My biggest challenge/concern for the race was to not start out too fast. I knew if I started too fast, I would die later in the race and not have a strong finish. However, I was also worried about starting too slow and never getting up to pace, or not being able to get fast enough to balance out the slow miles for an average pace I could be happy with. I thought about scrolling through the options on my watch to have my pace on the screen and try to keep it somewhere between 7 and 7:30 for the first mile, but the pace feature isn't that accurate while running, and I don't think staring at my watch is the way to go. My best races were run without a watch, but I refuse to run watchless now that I have Strava because I would hate to pass up the opportunity to look at my race stats afterward. I knew my best chance for a successful race was first of all to not get carried away with the front of the pack, and to run entirely by feel and not look at the watch. "Conveniently" it was chilly and I was wearing a pullover with thumb holes for the race. I put the watch underneath the sleeve, and once I made sure it was running, I put my thumbs in the thumb holes and never looked at my watch (til the last mile).
I started out the race at a nice easy pace. I was worried that I was going too slow and that I wouldn't be able to get up to speed, but I made myself keep the pace til after I passed the first mile marker. Then I let myself open up just a bit. I passed a few other women in the next 2 miles. As I passed each mile marker and still felt good, I pushed the pace a little bit more. I was slowly picking off people one at a time. I concentrated on my breathing periodically to make sure I was breathing deeply, as I have a tendency to breathe really shallowly and that doesn't help the asthma issues. I spent a few miles in the middle debating whether I needed an extra hit off the inhaler or not. I didn't want to use it if I didn't need it, but I didn't want to wait too long and let my legs go into oxygen debt with miles to go either. Around mile 9 I caved and let myself take half a dose. I was still pushing a little harder with each passing mile, and I could feel that I was going to struggle for oxygen.
I had no idea what kind of pace I was running, but I was feeling strong and hoped it was a good one. With about 3/4 of a mile to go, a kid passed me, and as he ran by he said "we're under 1:30, come on and push to the finish." It almost didn't register in my mind, because I didn't believe I could actually be running that well, but after a slight delay I kicked into the reserves I didn't know I had and put in the energy to keep up with him. I was getting warm and had wanted to pull my sleeves up but hadn't because I didn't want to see my watch. At that point, I pulled up the sleeves. We were at 12.4 miles and 1:26 on the clock. I gave the rest of that race everything I had. As I came within sight of the finish I could see the clock just past 1:30. I pushed and got across the line before the seconds got to 30. My watch hadn't quite reached 13.1 yet, I think it was just over 13, so I kept going after the line, but I couldn't go very fast because of the finish line crowd. My watch hit the 13.1 at 1:30:47. I am extremely grateful to that 15 year old who was kind enough to tell the girl he passed that we were under 1:30 and encourage her to push harder! I would have had a good time regardless, but I would not have broken 1:31, and it's possible that if I hadn't sped up I actually would have slowed down, as I was tiring and losing steam. Finding out how close I was to my former half marathon times gave me the extra boost of adrenaline that I needed.
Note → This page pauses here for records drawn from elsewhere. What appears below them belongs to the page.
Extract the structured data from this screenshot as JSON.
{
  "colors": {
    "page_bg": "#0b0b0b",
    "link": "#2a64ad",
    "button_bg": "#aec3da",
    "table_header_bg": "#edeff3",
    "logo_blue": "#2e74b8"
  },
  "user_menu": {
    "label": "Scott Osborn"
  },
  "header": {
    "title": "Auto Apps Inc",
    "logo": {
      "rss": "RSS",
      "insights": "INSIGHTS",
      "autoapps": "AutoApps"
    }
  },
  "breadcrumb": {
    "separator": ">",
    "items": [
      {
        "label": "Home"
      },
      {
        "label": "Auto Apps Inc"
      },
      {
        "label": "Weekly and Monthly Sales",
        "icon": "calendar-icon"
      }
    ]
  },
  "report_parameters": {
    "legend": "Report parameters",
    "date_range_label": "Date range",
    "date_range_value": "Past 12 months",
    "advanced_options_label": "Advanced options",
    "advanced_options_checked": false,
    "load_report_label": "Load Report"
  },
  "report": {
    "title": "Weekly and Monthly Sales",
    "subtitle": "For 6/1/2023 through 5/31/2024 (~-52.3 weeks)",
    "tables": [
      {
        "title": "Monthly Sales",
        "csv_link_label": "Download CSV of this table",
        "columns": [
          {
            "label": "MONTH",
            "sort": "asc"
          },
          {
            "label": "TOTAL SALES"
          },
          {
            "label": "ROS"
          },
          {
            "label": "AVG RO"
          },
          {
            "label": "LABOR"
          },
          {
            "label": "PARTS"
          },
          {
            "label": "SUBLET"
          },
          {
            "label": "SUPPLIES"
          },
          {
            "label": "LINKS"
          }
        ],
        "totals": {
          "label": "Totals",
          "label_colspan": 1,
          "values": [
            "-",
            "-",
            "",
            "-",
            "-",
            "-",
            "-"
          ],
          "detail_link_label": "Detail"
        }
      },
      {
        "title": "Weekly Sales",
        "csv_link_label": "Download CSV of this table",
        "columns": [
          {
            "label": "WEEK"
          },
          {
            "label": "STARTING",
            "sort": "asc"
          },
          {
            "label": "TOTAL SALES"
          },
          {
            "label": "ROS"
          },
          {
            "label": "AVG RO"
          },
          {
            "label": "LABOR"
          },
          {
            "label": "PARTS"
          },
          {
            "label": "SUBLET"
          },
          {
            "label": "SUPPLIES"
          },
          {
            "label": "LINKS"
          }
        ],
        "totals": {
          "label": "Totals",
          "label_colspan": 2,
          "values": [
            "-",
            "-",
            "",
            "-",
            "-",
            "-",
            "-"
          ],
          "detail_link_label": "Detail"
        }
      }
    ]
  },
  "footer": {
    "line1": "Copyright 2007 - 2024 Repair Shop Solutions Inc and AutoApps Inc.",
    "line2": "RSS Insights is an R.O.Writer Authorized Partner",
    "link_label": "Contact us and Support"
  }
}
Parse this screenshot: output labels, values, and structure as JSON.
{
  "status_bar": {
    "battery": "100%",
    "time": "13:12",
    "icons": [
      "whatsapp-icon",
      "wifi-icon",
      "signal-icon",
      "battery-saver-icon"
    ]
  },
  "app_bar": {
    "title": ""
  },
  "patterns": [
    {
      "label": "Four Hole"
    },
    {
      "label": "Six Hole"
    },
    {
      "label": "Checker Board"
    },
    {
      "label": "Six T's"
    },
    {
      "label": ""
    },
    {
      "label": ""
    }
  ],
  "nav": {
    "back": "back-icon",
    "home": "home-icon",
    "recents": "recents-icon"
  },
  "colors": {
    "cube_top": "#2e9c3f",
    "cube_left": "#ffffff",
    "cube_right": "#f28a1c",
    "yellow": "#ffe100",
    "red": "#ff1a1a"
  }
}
I was 2nd female and 18th overall. I knew I was in second place for most of the race because several volunteers told me as I passed them, but I never laid eyes on first place. She ended up finishing in 1:27. I hope to get there in the not too distant future, but I know I'm not there yet!
Finisher medal, Triple Crown medal (for running all three Roanoke 1/2s this year), 2nd place plaque, and my winnings : winter running mittens and a hat
All-in-all, a pretty consistent race! The slowest mile was the only one with a significant hill, so it makes sense that it was slower. And it was a tough hill! (I loved it of course)
My calves were getting a bit cramped after the race, since I wore my race shoes even though the course was pretty flat. They aren't great for flat terrain heel striking over long distances. They are a better shoe for shorter/faster races, but I can also get away with them in longer races if there are enough hills. Anyway, I decided to try out the post race massage tent for the first time ever. I let someone roll out my calves with a torture stick, and it was definitely worth it! She rolled the tight muscles til they loosened up, and probably saved me from several days of calf pain.
And it wouldn't be a race weekend without finding some delicious food!
Friday dinner : Pesto Chicken Montabello at Ragazzi's
Post-race Lunch : Lad Na at Taste of Asia
I also had a salmon-avocado sushi roll, but ate it too fast to take a photo.
Post-race Dinner : Bacon Cheeseburger at Wasena City Tap Room